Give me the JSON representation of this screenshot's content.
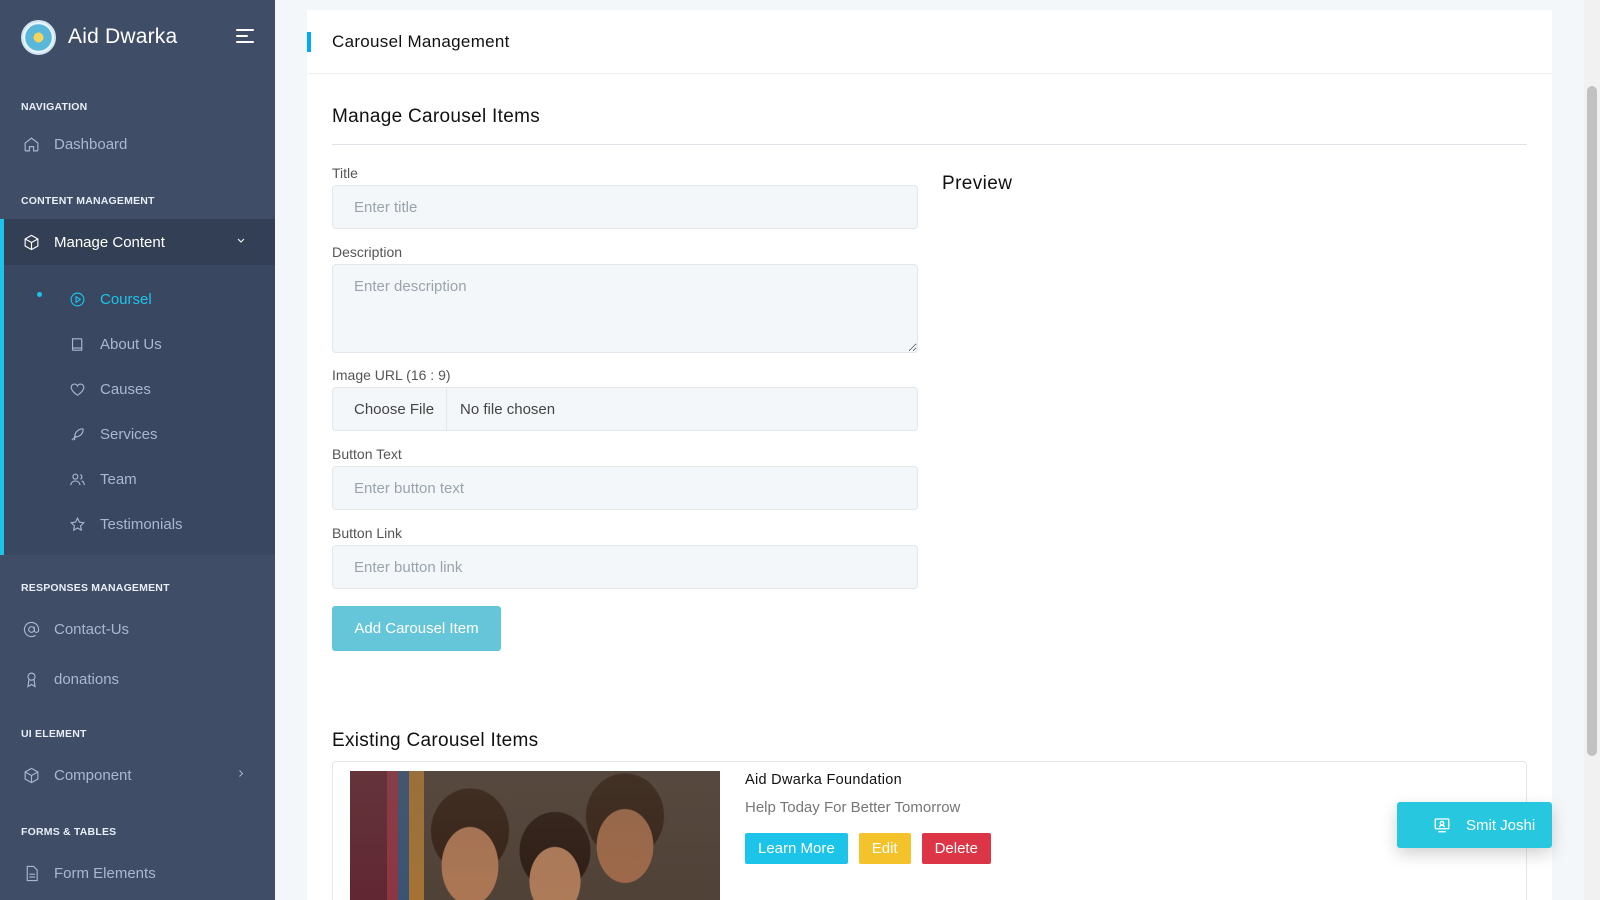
{
  "sidebar": {
    "brand": "Aid Dwarka",
    "sections": {
      "navigation": "NAVIGATION",
      "content_management": "CONTENT MANAGEMENT",
      "responses_management": "RESPONSES MANAGEMENT",
      "ui_element": "UI ELEMENT",
      "forms_tables": "FORMS & TABLES"
    },
    "dashboard": "Dashboard",
    "manage_content": "Manage Content",
    "sub_items": {
      "coursel": "Coursel",
      "about_us": "About Us",
      "causes": "Causes",
      "services": "Services",
      "team": "Team",
      "testimonials": "Testimonials"
    },
    "contact_us": "Contact-Us",
    "donations": "donations",
    "component": "Component",
    "form_elements": "Form Elements"
  },
  "page": {
    "header": "Carousel Management",
    "section_title": "Manage Carousel Items",
    "preview_title": "Preview",
    "existing_title": "Existing Carousel Items"
  },
  "form": {
    "title_label": "Title",
    "title_placeholder": "Enter title",
    "title_value": "",
    "description_label": "Description",
    "description_placeholder": "Enter description",
    "description_value": "",
    "image_label": "Image URL (16 : 9)",
    "choose_file": "Choose File",
    "no_file": "No file chosen",
    "button_text_label": "Button Text",
    "button_text_placeholder": "Enter button text",
    "button_text_value": "",
    "button_link_label": "Button Link",
    "button_link_placeholder": "Enter button link",
    "button_link_value": "",
    "submit": "Add Carousel Item"
  },
  "items": [
    {
      "title": "Aid Dwarka Foundation",
      "description": "Help Today For Better Tomorrow",
      "button": "Learn More",
      "edit": "Edit",
      "delete": "Delete"
    }
  ],
  "user": {
    "name": "Smit Joshi"
  },
  "colors": {
    "sidebar_bg": "#3f4d67",
    "accent": "#1dc4e9",
    "submit_btn": "#66c6d9",
    "edit_btn": "#f4c22b",
    "delete_btn": "#dc3545"
  }
}
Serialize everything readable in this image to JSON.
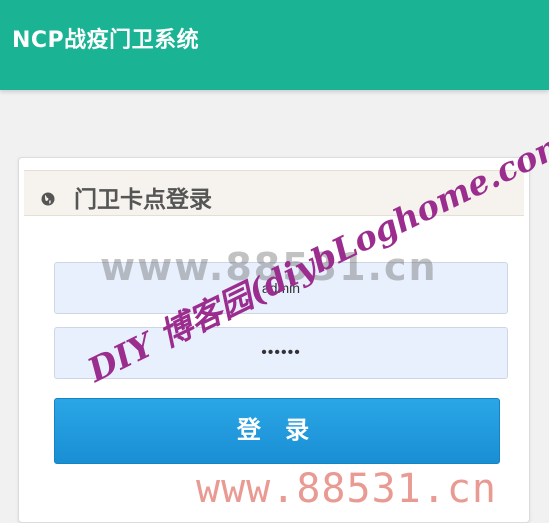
{
  "header": {
    "app_title": "NCP战疫门卫系统"
  },
  "login_panel": {
    "title": "门卫卡点登录",
    "username": {
      "value": "admin"
    },
    "password": {
      "value": "••••••"
    },
    "submit_label": "登 录",
    "icon": "globe-icon"
  },
  "watermarks": {
    "site_large": "www.88531.cn",
    "site_diagonal": "DIY 博客园(diybLoghome.com)",
    "site_bottom": "www.88531.cn"
  },
  "colors": {
    "header_bg": "#1ab394",
    "button_bg": "#1a8fd4",
    "input_bg": "#e8f0fe",
    "page_bg": "#f1f1f1",
    "watermark_purple": "#9b2d8f"
  }
}
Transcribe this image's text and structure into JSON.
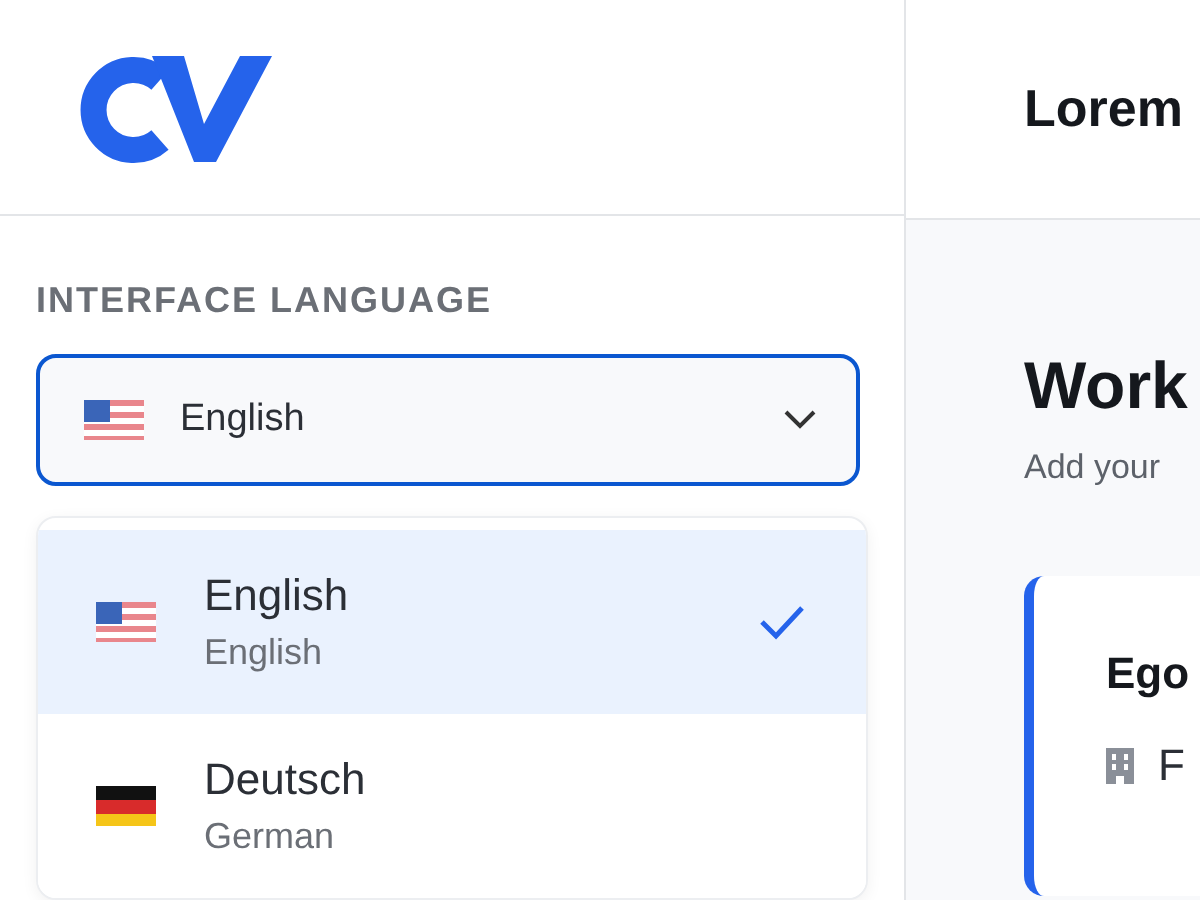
{
  "sidebar": {
    "language_label": "INTERFACE LANGUAGE",
    "select": {
      "kind": "us",
      "value": "English",
      "expanded": true
    },
    "options": [
      {
        "kind": "us",
        "name": "English",
        "native": "English",
        "selected": true
      },
      {
        "kind": "de",
        "name": "Deutsch",
        "native": "German",
        "selected": false
      }
    ]
  },
  "main": {
    "header_title": "Lorem",
    "section_title": "Work",
    "section_subtitle": "Add your",
    "card": {
      "title": "Ego",
      "detail": "F"
    }
  }
}
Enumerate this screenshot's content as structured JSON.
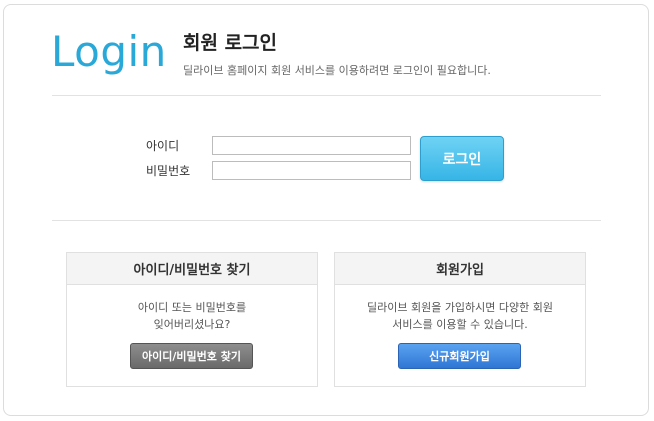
{
  "logo": "Login",
  "header": {
    "title": "회원 로그인",
    "subtitle": "딜라이브 홈페이지 회원 서비스를 이용하려면 로그인이 필요합니다."
  },
  "form": {
    "id_label": "아이디",
    "id_value": "",
    "password_label": "비밀번호",
    "password_value": "",
    "login_button": "로그인"
  },
  "find_panel": {
    "title": "아이디/비밀번호 찾기",
    "desc_line1": "아이디 또는 비밀번호를",
    "desc_line2": "잊어버리셨나요?",
    "button": "아이디/비밀번호 찾기"
  },
  "join_panel": {
    "title": "회원가입",
    "desc_line1": "딜라이브 회원을 가입하시면 다양한 회원",
    "desc_line2": "서비스를 이용할 수 있습니다.",
    "button": "신규회원가입"
  },
  "colors": {
    "accent": "#2aa8d8",
    "login_button": "#36b5e6",
    "join_button": "#2f76d4",
    "find_button": "#6a6a6a"
  }
}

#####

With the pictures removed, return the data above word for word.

Give me the JSON representation of this screenshot's content.
{
  "sidebar": {
    "brand": "Aid Dwarka",
    "sections": {
      "navigation": "NAVIGATION",
      "content_management": "CONTENT MANAGEMENT",
      "responses_management": "RESPONSES MANAGEMENT",
      "ui_element": "UI ELEMENT",
      "forms_tables": "FORMS & TABLES"
    },
    "dashboard": "Dashboard",
    "manage_content": "Manage Content",
    "sub_items": {
      "coursel": "Coursel",
      "about_us": "About Us",
      "causes": "Causes",
      "services": "Services",
      "team": "Team",
      "testimonials": "Testimonials"
    },
    "contact_us": "Contact-Us",
    "donations": "donations",
    "component": "Component",
    "form_elements": "Form Elements"
  },
  "page": {
    "header": "Carousel Management",
    "section_title": "Manage Carousel Items",
    "preview_title": "Preview",
    "existing_title": "Existing Carousel Items"
  },
  "form": {
    "title_label": "Title",
    "title_placeholder": "Enter title",
    "title_value": "",
    "description_label": "Description",
    "description_placeholder": "Enter description",
    "description_value": "",
    "image_label": "Image URL (16 : 9)",
    "choose_file": "Choose File",
    "no_file": "No file chosen",
    "button_text_label": "Button Text",
    "button_text_placeholder": "Enter button text",
    "button_text_value": "",
    "button_link_label": "Button Link",
    "button_link_placeholder": "Enter button link",
    "button_link_value": "",
    "submit": "Add Carousel Item"
  },
  "items": [
    {
      "title": "Aid Dwarka Foundation",
      "description": "Help Today For Better Tomorrow",
      "button": "Learn More",
      "edit": "Edit",
      "delete": "Delete"
    }
  ],
  "user": {
    "name": "Smit Joshi"
  },
  "colors": {
    "sidebar_bg": "#3f4d67",
    "accent": "#1dc4e9",
    "submit_btn": "#66c6d9",
    "edit_btn": "#f4c22b",
    "delete_btn": "#dc3545"
  }
}
Serialize everything readable in this image to JSON.
{
  "header": {
    "app_title": "NCP战疫门卫系统"
  },
  "login_panel": {
    "title": "门卫卡点登录",
    "username": {
      "value": "admin"
    },
    "password": {
      "value": "••••••"
    },
    "submit_label": "登 录",
    "icon": "globe-icon"
  },
  "watermarks": {
    "site_large": "www.88531.cn",
    "site_diagonal": "DIY 博客园(diybLoghome.com)",
    "site_bottom": "www.88531.cn"
  },
  "colors": {
    "header_bg": "#1ab394",
    "button_bg": "#1a8fd4",
    "input_bg": "#e8f0fe",
    "page_bg": "#f1f1f1",
    "watermark_purple": "#9b2d8f"
  }
}
Transcribe this image's text and structure into JSON.
{
  "sidebar": {
    "language_label": "INTERFACE LANGUAGE",
    "select": {
      "kind": "us",
      "value": "English",
      "expanded": true
    },
    "options": [
      {
        "kind": "us",
        "name": "English",
        "native": "English",
        "selected": true
      },
      {
        "kind": "de",
        "name": "Deutsch",
        "native": "German",
        "selected": false
      }
    ]
  },
  "main": {
    "header_title": "Lorem",
    "section_title": "Work",
    "section_subtitle": "Add your",
    "card": {
      "title": "Ego",
      "detail": "F"
    }
  }
}
Enumerate this screenshot's content as structured JSON.
{
  "logo": "Login",
  "header": {
    "title": "회원 로그인",
    "subtitle": "딜라이브 홈페이지 회원 서비스를 이용하려면 로그인이 필요합니다."
  },
  "form": {
    "id_label": "아이디",
    "id_value": "",
    "password_label": "비밀번호",
    "password_value": "",
    "login_button": "로그인"
  },
  "find_panel": {
    "title": "아이디/비밀번호 찾기",
    "desc_line1": "아이디 또는 비밀번호를",
    "desc_line2": "잊어버리셨나요?",
    "button": "아이디/비밀번호 찾기"
  },
  "join_panel": {
    "title": "회원가입",
    "desc_line1": "딜라이브 회원을 가입하시면 다양한 회원",
    "desc_line2": "서비스를 이용할 수 있습니다.",
    "button": "신규회원가입"
  },
  "colors": {
    "accent": "#2aa8d8",
    "login_button": "#36b5e6",
    "join_button": "#2f76d4",
    "find_button": "#6a6a6a"
  }
}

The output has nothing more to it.